WHAT THE TASK ASKS
The answer should consist of every line of the material, repeated verbatim.

═════ DATA UNDER STUDY

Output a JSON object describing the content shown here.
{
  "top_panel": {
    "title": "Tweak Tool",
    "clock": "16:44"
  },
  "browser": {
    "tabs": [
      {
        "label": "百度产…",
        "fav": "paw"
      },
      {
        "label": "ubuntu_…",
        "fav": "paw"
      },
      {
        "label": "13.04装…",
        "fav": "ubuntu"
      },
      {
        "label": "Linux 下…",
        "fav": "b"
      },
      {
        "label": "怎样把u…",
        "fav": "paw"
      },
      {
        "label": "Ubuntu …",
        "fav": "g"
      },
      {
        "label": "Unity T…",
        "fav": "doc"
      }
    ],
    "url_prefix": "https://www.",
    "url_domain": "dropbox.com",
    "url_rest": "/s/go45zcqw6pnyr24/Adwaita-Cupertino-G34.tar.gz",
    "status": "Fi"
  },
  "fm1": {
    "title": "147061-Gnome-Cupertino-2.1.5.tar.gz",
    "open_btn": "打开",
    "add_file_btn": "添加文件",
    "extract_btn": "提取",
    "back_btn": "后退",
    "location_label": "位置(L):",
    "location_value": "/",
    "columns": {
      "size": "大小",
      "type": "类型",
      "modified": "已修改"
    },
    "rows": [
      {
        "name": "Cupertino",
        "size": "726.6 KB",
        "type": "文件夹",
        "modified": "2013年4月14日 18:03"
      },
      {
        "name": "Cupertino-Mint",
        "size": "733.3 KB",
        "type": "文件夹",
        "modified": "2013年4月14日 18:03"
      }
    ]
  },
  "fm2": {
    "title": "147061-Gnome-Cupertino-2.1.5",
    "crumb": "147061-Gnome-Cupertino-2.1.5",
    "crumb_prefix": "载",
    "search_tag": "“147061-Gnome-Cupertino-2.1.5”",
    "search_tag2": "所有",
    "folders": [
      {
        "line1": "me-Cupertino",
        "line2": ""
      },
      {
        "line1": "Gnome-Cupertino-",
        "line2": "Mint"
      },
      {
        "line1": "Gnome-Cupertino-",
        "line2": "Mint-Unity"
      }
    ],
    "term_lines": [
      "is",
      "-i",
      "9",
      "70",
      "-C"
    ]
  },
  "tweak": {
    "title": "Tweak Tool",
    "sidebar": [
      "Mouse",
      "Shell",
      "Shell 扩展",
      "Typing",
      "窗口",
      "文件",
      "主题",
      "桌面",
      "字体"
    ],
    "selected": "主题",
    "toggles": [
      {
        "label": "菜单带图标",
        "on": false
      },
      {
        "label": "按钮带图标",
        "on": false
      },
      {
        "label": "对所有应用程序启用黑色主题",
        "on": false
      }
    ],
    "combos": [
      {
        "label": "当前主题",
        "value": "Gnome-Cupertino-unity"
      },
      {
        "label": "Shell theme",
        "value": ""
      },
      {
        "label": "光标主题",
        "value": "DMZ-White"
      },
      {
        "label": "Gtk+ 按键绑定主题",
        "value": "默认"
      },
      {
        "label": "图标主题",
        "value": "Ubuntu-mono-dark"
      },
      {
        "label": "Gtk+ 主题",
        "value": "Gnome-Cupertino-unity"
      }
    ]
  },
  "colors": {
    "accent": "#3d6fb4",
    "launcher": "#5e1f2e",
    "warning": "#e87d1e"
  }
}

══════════

RESPONSE BOX
Output a JSON object describing the content shown here.
{
  "top_panel": {
    "title": "Tweak Tool",
    "clock": "16:44"
  },
  "browser": {
    "tabs": [
      {
        "label": "百度产…",
        "fav": "paw"
      },
      {
        "label": "ubuntu_…",
        "fav": "paw"
      },
      {
        "label": "13.04装…",
        "fav": "ubuntu"
      },
      {
        "label": "Linux 下…",
        "fav": "b"
      },
      {
        "label": "怎样把u…",
        "fav": "paw"
      },
      {
        "label": "Ubuntu …",
        "fav": "g"
      },
      {
        "label": "Unity T…",
        "fav": "doc"
      }
    ],
    "url_prefix": "https://www.",
    "url_domain": "dropbox.com",
    "url_rest": "/s/go45zcqw6pnyr24/Adwaita-Cupertino-G34.tar.gz",
    "status": "Fi"
  },
  "fm1": {
    "title": "147061-Gnome-Cupertino-2.1.5.tar.gz",
    "open_btn": "打开",
    "add_file_btn": "添加文件",
    "extract_btn": "提取",
    "back_btn": "后退",
    "location_label": "位置(L):",
    "location_value": "/",
    "columns": {
      "size": "大小",
      "type": "类型",
      "modified": "已修改"
    },
    "rows": [
      {
        "name": "Cupertino",
        "size": "726.6 KB",
        "type": "文件夹",
        "modified": "2013年4月14日 18:03"
      },
      {
        "name": "Cupertino-Mint",
        "size": "733.3 KB",
        "type": "文件夹",
        "modified": "2013年4月14日 18:03"
      }
    ]
  },
  "fm2": {
    "title": "147061-Gnome-Cupertino-2.1.5",
    "crumb": "147061-Gnome-Cupertino-2.1.5",
    "crumb_prefix": "载",
    "search_tag": "“147061-Gnome-Cupertino-2.1.5”",
    "search_tag2": "所有",
    "folders": [
      {
        "line1": "me-Cupertino",
        "line2": ""
      },
      {
        "line1": "Gnome-Cupertino-",
        "line2": "Mint"
      },
      {
        "line1": "Gnome-Cupertino-",
        "line2": "Mint-Unity"
      }
    ],
    "term_lines": [
      "is",
      "-i",
      "9",
      "70",
      "-C"
    ]
  },
  "tweak": {
    "title": "Tweak Tool",
    "sidebar": [
      "Mouse",
      "Shell",
      "Shell 扩展",
      "Typing",
      "窗口",
      "文件",
      "主题",
      "桌面",
      "字体"
    ],
    "selected": "主题",
    "toggles": [
      {
        "label": "菜单带图标",
        "on": false
      },
      {
        "label": "按钮带图标",
        "on": false
      },
      {
        "label": "对所有应用程序启用黑色主题",
        "on": false
      }
    ],
    "combos": [
      {
        "label": "当前主题",
        "value": "Gnome-Cupertino-unity"
      },
      {
        "label": "Shell theme",
        "value": ""
      },
      {
        "label": "光标主题",
        "value": "DMZ-White"
      },
      {
        "label": "Gtk+ 按键绑定主题",
        "value": "默认"
      },
      {
        "label": "图标主题",
        "value": "Ubuntu-mono-dark"
      },
      {
        "label": "Gtk+ 主题",
        "value": "Gnome-Cupertino-unity"
      }
    ]
  },
  "colors": {
    "accent": "#3d6fb4",
    "launcher": "#5e1f2e",
    "warning": "#e87d1e"
  }
}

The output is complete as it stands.